-------- INPUT DATA --------

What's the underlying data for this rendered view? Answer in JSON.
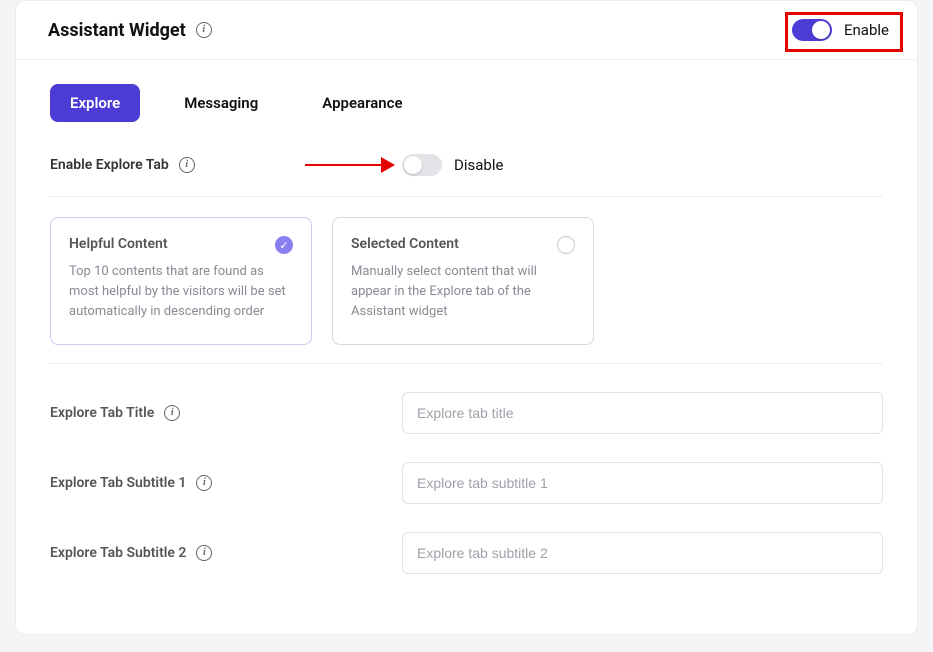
{
  "header": {
    "title": "Assistant Widget",
    "toggle_label": "Enable",
    "toggle_on": true
  },
  "tabs": [
    {
      "label": "Explore",
      "active": true
    },
    {
      "label": "Messaging",
      "active": false
    },
    {
      "label": "Appearance",
      "active": false
    }
  ],
  "enable_explore": {
    "label": "Enable Explore Tab",
    "toggle_label": "Disable",
    "toggle_on": false
  },
  "options": [
    {
      "title": "Helpful Content",
      "desc": "Top 10 contents that are found as most helpful by the visitors will be set automatically in descending order",
      "selected": true
    },
    {
      "title": "Selected Content",
      "desc": "Manually select content that will appear in the Explore tab of the Assistant widget",
      "selected": false
    }
  ],
  "fields": [
    {
      "label": "Explore Tab Title",
      "placeholder": "Explore tab title"
    },
    {
      "label": "Explore Tab Subtitle 1",
      "placeholder": "Explore tab subtitle 1"
    },
    {
      "label": "Explore Tab Subtitle 2",
      "placeholder": "Explore tab subtitle 2"
    }
  ]
}
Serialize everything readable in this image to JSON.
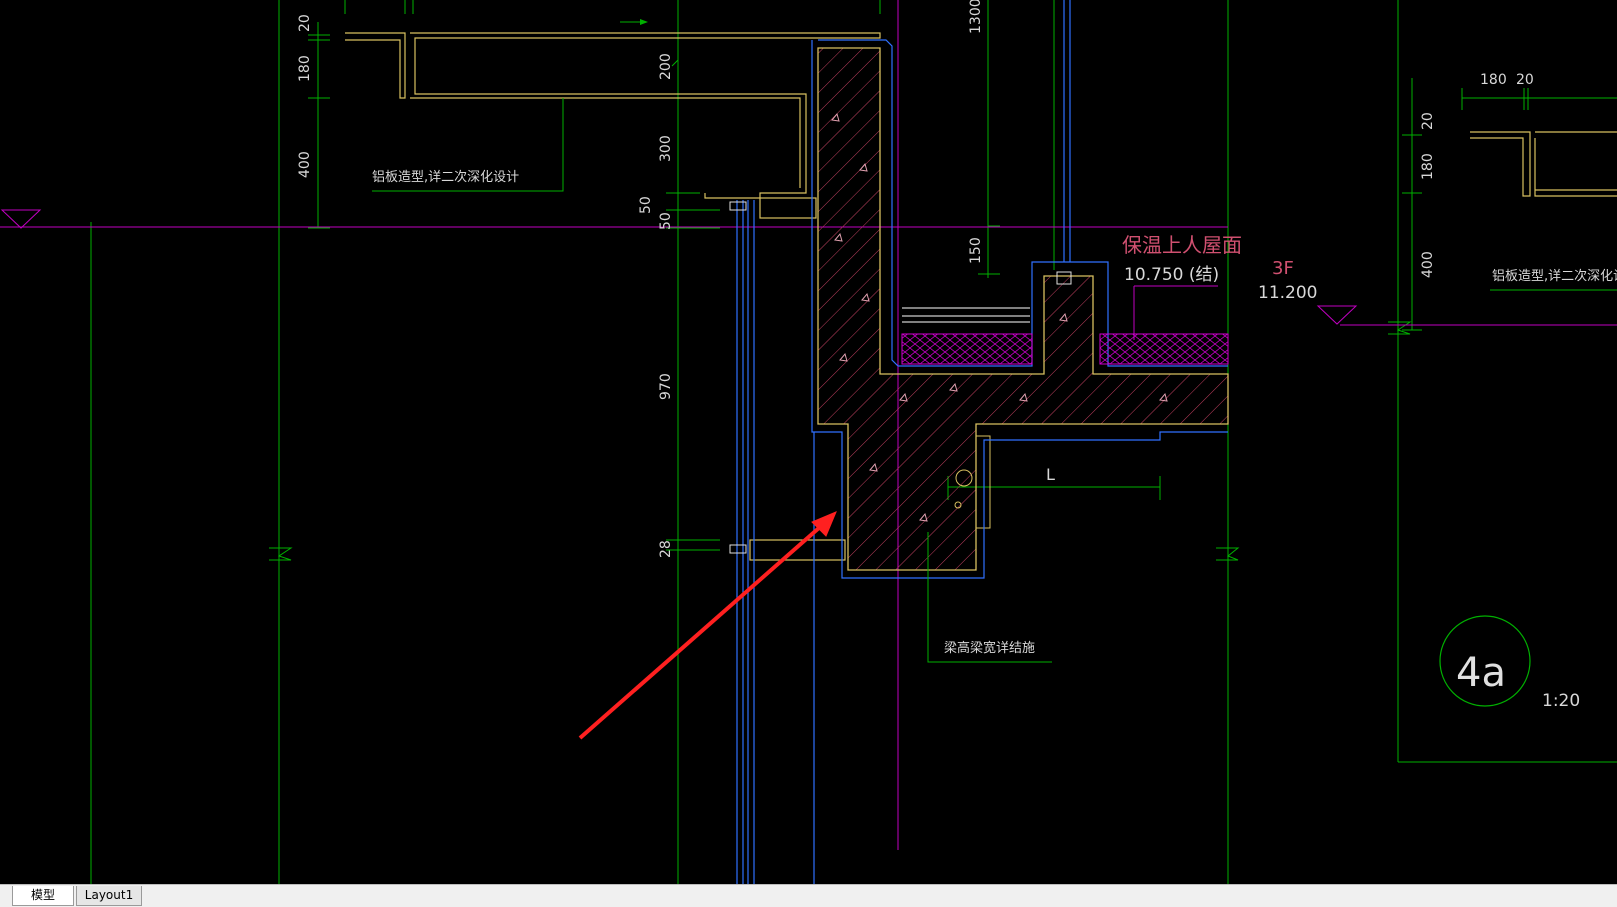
{
  "drawing": {
    "dimensions": {
      "d20_top": "20",
      "d180_top": "180",
      "d400_left": "400",
      "d200": "200",
      "d300": "300",
      "d50_a": "50",
      "d50_b": "50",
      "d970": "970",
      "d28": "28",
      "d1300": "1300",
      "d150": "150",
      "d180_right": "180",
      "d20_right": "20",
      "d20_right_v": "20",
      "d180_right_v": "180",
      "d400_right": "400",
      "dim_L": "L"
    },
    "notes": {
      "aluminum_left": "铝板造型,详二次深化设计",
      "aluminum_right": "铝板造型,详二次深化设计",
      "beam_note": "梁高梁宽详结施"
    },
    "levels": {
      "roof_title": "保温上人屋面",
      "roof_elev": "10.750 (结)",
      "floor_label": "3F",
      "floor_elev": "11.200"
    },
    "detail": {
      "number": "4a",
      "scale": "1:20"
    },
    "colors": {
      "green": "#00b000",
      "yellow": "#d8c060",
      "magenta": "#c000c0",
      "blue": "#3070ff",
      "red": "#ff2020",
      "pink": "#d05070",
      "white": "#e0e0e0"
    }
  },
  "tabs": {
    "model": "模型",
    "layout1": "Layout1"
  }
}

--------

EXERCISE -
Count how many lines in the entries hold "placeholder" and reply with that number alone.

SOLUTION TO THE PROBLEM -
3